Portugal is used for the transhipment of the firearms; transnational criminal syndicates needed their frontline poachers to have access to rifles that are powerful enough to kill a rhino, so they enabled a dedicated arms pipeline from Europe to Africa. Between 2014 to 2018 the average proportion of CZ Brno firearms as a percentage of the total seized in the Kruger National Park was 22.18%. However, about 85% of all CZ Brno rifles seized in the Kruger National Park originated from the Mozambican arms trade. This is highly concerning, given that there are only two licensed gun dealers in Mozambique, although this in itself does not mean that either gun dealer is involved in illegal firearm sales. Historically, Mozambique does not have a culture of recreational or professional hunting, although this is changing with the establishment of new protected areas, Big Five tourism lodges and hunting concessions. Mozambique is trying to diversify its tourism industry from the traditional beach tourism to a focus on ecotourism.
With this diversification into Big Five reserves comes a need for high calibre rifles to protect guests on safaris. This will likely lead to a steady legal growth of rifle sales in Mozambique over time. South African national parks and law enforcement agencies have engaged with their Mozambican counterparts, but the Mozambican authorities appear to have done little or nothing as regards the CZ Brno imports and distribution by the “Rhino Rifle Syndicate”, as it might be called. Firearm import and export certificates from countries of origin, transhipment documentation and port clearance approvals are often tampered with. It is recommended that the Mozambican authorities take a stronger stance on firearm import controls. The sad state of affairs of firearms management at some South African police stations should sound an alarm to the SAPS, as well as policymakers. Inspections of station armouries and evidence lock-ups need to be accelerated and conducted on an ad hoc basis.

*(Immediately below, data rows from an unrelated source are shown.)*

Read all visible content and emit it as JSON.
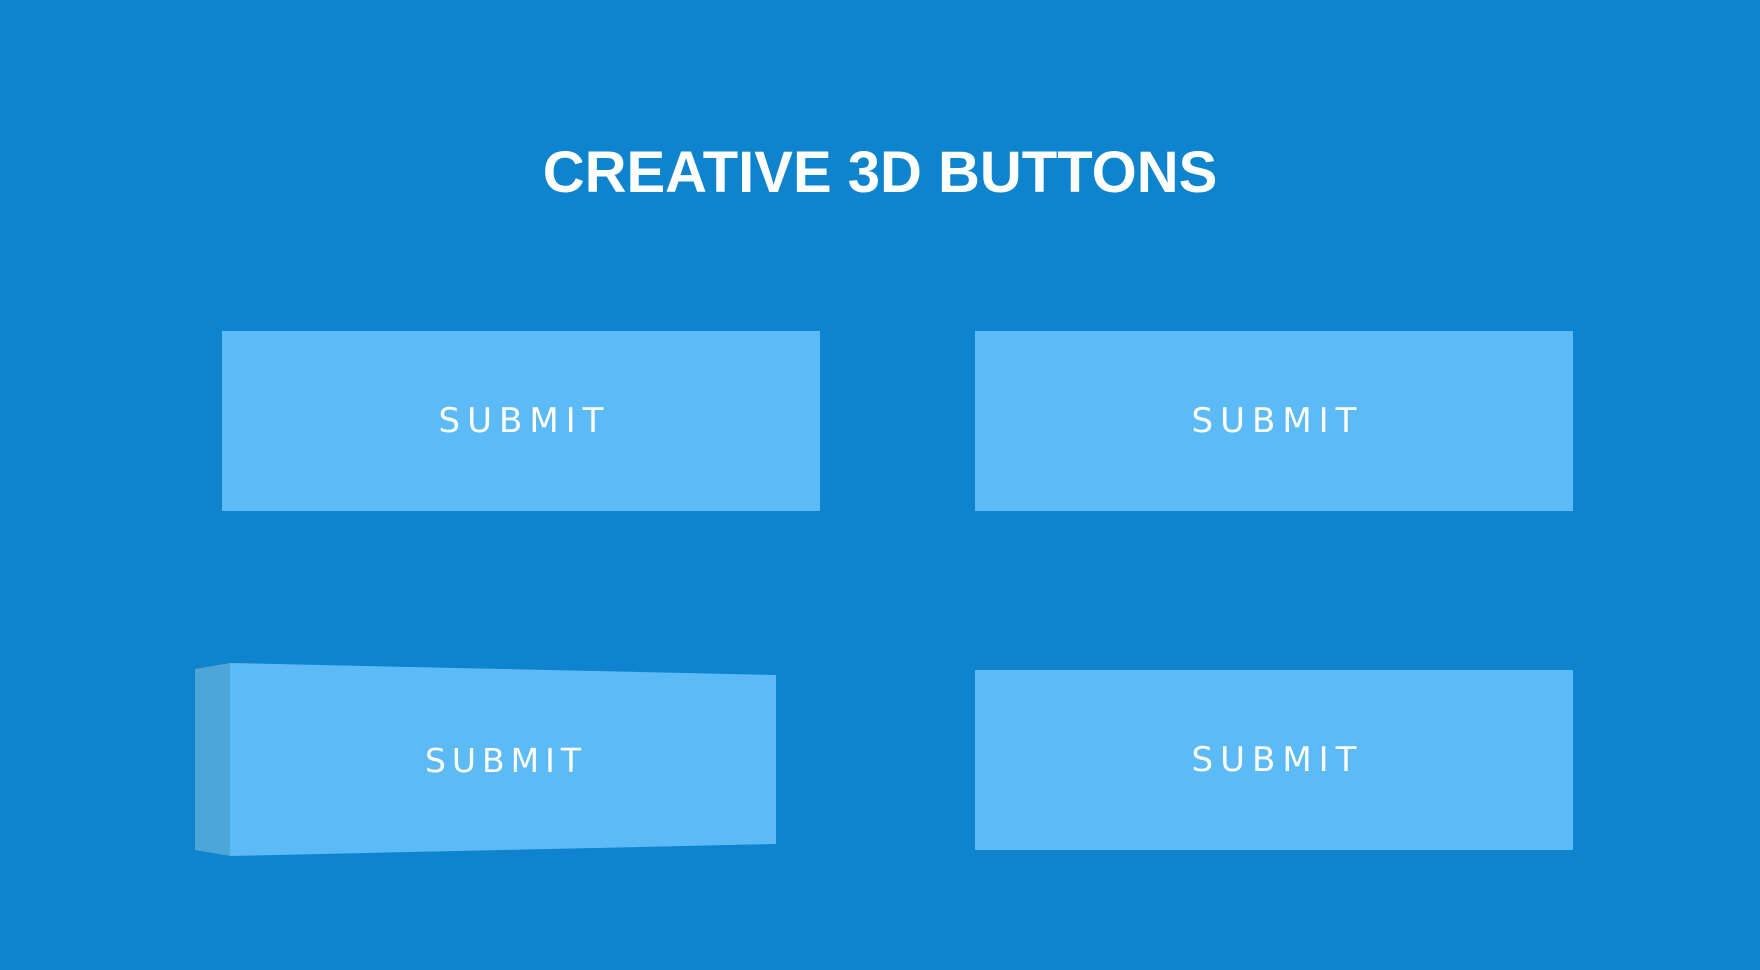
{
  "page": {
    "title": "CREATIVE 3D BUTTONS",
    "background_color": "#0e83ce"
  },
  "buttons": [
    {
      "label": "SUBMIT",
      "color": "#5cbbf6"
    },
    {
      "label": "SUBMIT",
      "color": "#5cbbf6"
    },
    {
      "label": "SUBMIT",
      "color": "#5cbbf6",
      "side_color": "#4ea5d8"
    },
    {
      "label": "SUBMIT",
      "color": "#5cbbf6"
    }
  ]
}
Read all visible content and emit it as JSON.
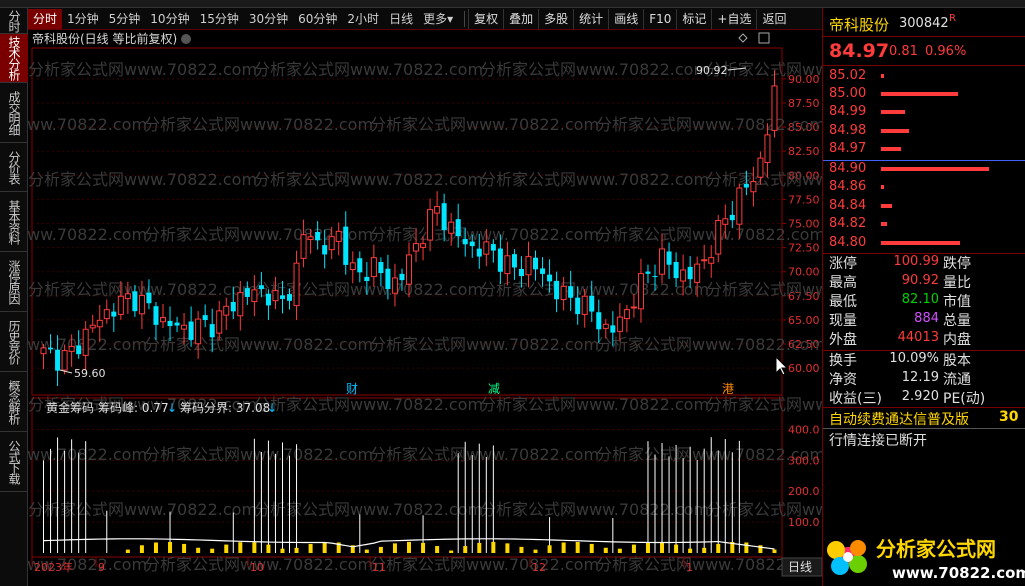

The private security industry regulatory authority in South Africa must also take stronger measures to review and inspect the armouries and stockpiles of private security companies. Clear insight into the possible complicity of some of these companies is needed. Most of the poachers are now coming from the western boundary of the Kruger National Park; an overall drop in Mozambican poaching is noticeable. Overall, it is clear that the SAPS lack capacity and resources to investigate the role of illegal firearms in poaching. The Kruger National Park’s mandate ends at its fences, and the need for effective law enforcement in the rural areas around countering poaching remains critical
ASHWELL GLASSON is head of academic policy and sector advancement at
the Southern African Wildlife College. He leads various projects involved in
the broader SADC region focused on cross-border training and development in the conservation sector and Peace Parks. He holds an honours degree in peace and conflict studies. His research and policy interests include the militarisation of conservation, illegal wildlife trade, countering violent extremism and environmental security.